High-tech symphony finale for artsfest

William Yeoman

The sounds of flies, crows, cockatoos, crashing waves and Northbridge revellers will fill the Perth Concert Hall in a symphony to close the Perth International Arts Festival.

America's "most wired composer" Tod Machover, the head of the research laboratory that developed Guitar Hero, has been working with schools and the WA public to create a high-tech symphony inspired by the sights and sounds of Perth.

Professor Machover's crowd-sourced composition, Between the Desert and the Deep Blue Sea: A Symphony for Perth, will be performed by the WA Symphony Orchestra in the Festival finale on Saturday night.

Following similar projects in Toronto and Edinburgh, Professor Machover used the internet to get WA residents to send in recorded sounds and electronic music composed with Hyperscore.

The result is a provocative combination of what locals think of Perth and how it looks to an outsider.

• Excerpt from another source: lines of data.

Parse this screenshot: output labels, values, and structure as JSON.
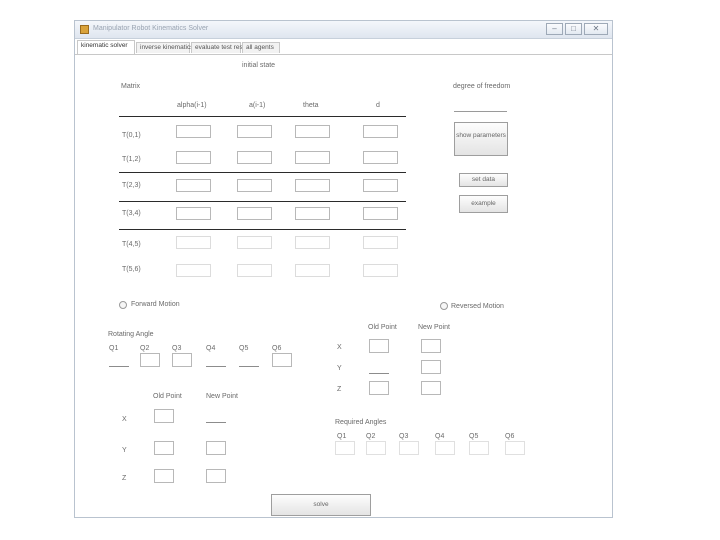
{
  "window": {
    "title": "Manipulator Robot Kinematics Solver"
  },
  "tabs": [
    "kinematic solver",
    "inverse kinematics",
    "evaluate test results",
    "all agents"
  ],
  "initial_state_label": "initial state",
  "matrix_label": "Matrix",
  "columns": [
    "alpha(i-1)",
    "a(i-1)",
    "theta",
    "d"
  ],
  "rows": [
    "T(0,1)",
    "T(1,2)",
    "T(2,3)",
    "T(3,4)",
    "T(4,5)",
    "T(5,6)"
  ],
  "dof": {
    "label": "degree of freedom",
    "value": ""
  },
  "buttons": {
    "show_parameters": "show parameters",
    "set_data": "set data",
    "example": "example",
    "solve": "solve"
  },
  "motion": {
    "forward": "Forward Motion",
    "reversed": "Reversed Motion"
  },
  "rotating_angle": {
    "label": "Rotating Angle",
    "angles": [
      "Q1",
      "Q2",
      "Q3",
      "Q4",
      "Q5",
      "Q6"
    ]
  },
  "right_points": {
    "old": "Old Point",
    "new": "New Point",
    "axes": [
      "X",
      "Y",
      "Z"
    ]
  },
  "left_points": {
    "old": "Old Point",
    "new": "New Point",
    "axes": [
      "X",
      "Y",
      "Z"
    ]
  },
  "required_angles": {
    "label": "Required Angles",
    "angles": [
      "Q1",
      "Q2",
      "Q3",
      "Q4",
      "Q5",
      "Q6"
    ]
  }
}
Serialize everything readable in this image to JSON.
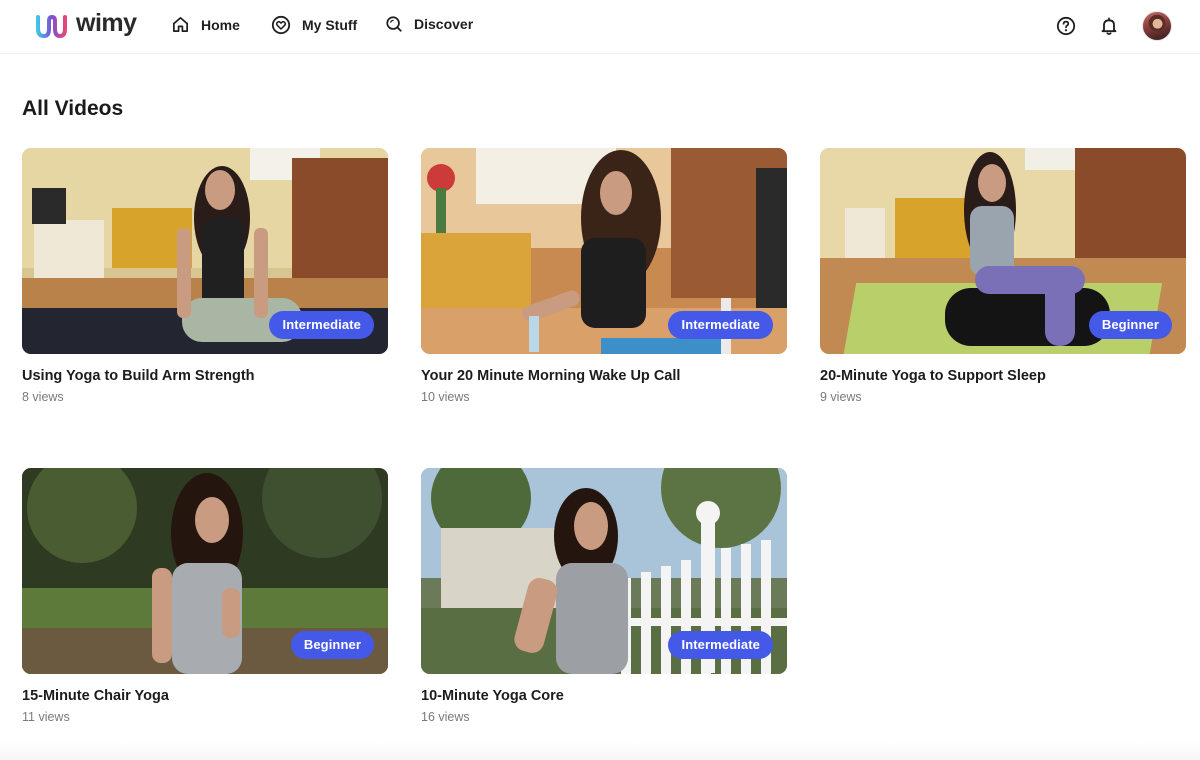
{
  "brand": {
    "name": "wimy"
  },
  "nav": {
    "items": [
      {
        "label": "Home",
        "icon": "home-icon"
      },
      {
        "label": "My Stuff",
        "icon": "heart-circle-icon"
      },
      {
        "label": "Discover",
        "icon": "search-icon"
      }
    ],
    "right_icons": [
      "help-icon",
      "bell-icon"
    ],
    "avatar": "user-avatar"
  },
  "page": {
    "title": "All Videos"
  },
  "videos": [
    {
      "title": "Using Yoga to Build Arm Strength",
      "views": "8 views",
      "level": "Intermediate"
    },
    {
      "title": "Your 20 Minute Morning Wake Up Call",
      "views": "10 views",
      "level": "Intermediate"
    },
    {
      "title": "20-Minute Yoga to Support Sleep",
      "views": "9 views",
      "level": "Beginner"
    },
    {
      "title": "15-Minute Chair Yoga",
      "views": "11 views",
      "level": "Beginner"
    },
    {
      "title": "10-Minute Yoga Core",
      "views": "16 views",
      "level": "Intermediate"
    }
  ],
  "colors": {
    "badge": "#4559e8",
    "logo_cyan": "#3fc4e8",
    "logo_pink": "#e8457a",
    "logo_purple": "#7a4fd6"
  }
}
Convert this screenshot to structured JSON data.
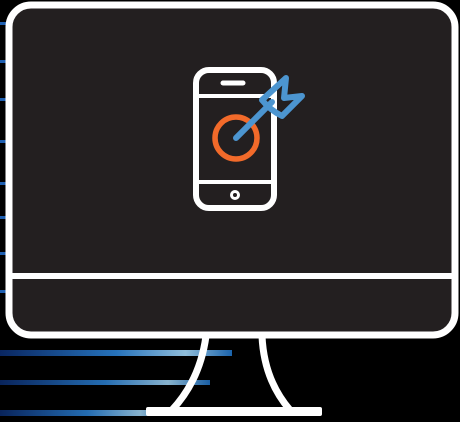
{
  "illustration": {
    "subject": "monitor-with-smartphone-target-icon",
    "icons": [
      "desktop-monitor-icon",
      "smartphone-icon",
      "target-icon",
      "arrow-icon"
    ],
    "colors": {
      "background": "#000000",
      "screen": "#231f20",
      "outline": "#ffffff",
      "target": "#f26a2a",
      "arrow": "#4c95d0",
      "streak_blue": "#1e6fc0"
    }
  }
}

Professor Machover also involved students from Perth Modern School, Aquinas College, Woodvale Secondary College, Lakeland Senior High and Narrogin, Inglewood and Churchlands primary schools.

"They'd been using Hyperscore, which works very well in schools," he said.

"It uses colours and shapes to compose music. It's free and anyone can use it.

"The teachers had all done remarkable things, listening to sounds around town and trying to figure out how to represent those sounds musically."

Professor Machover, who runs the Massachusetts Institute of Technology Media Lab, has invented a range of "hyperinstruments" and created "robotic" operas.

He still loves the sounds of nature. "The flies! I got off the plane in Perth and I couldn't believe it," he said.

"I don't think I'll ever need any more recordings of flies."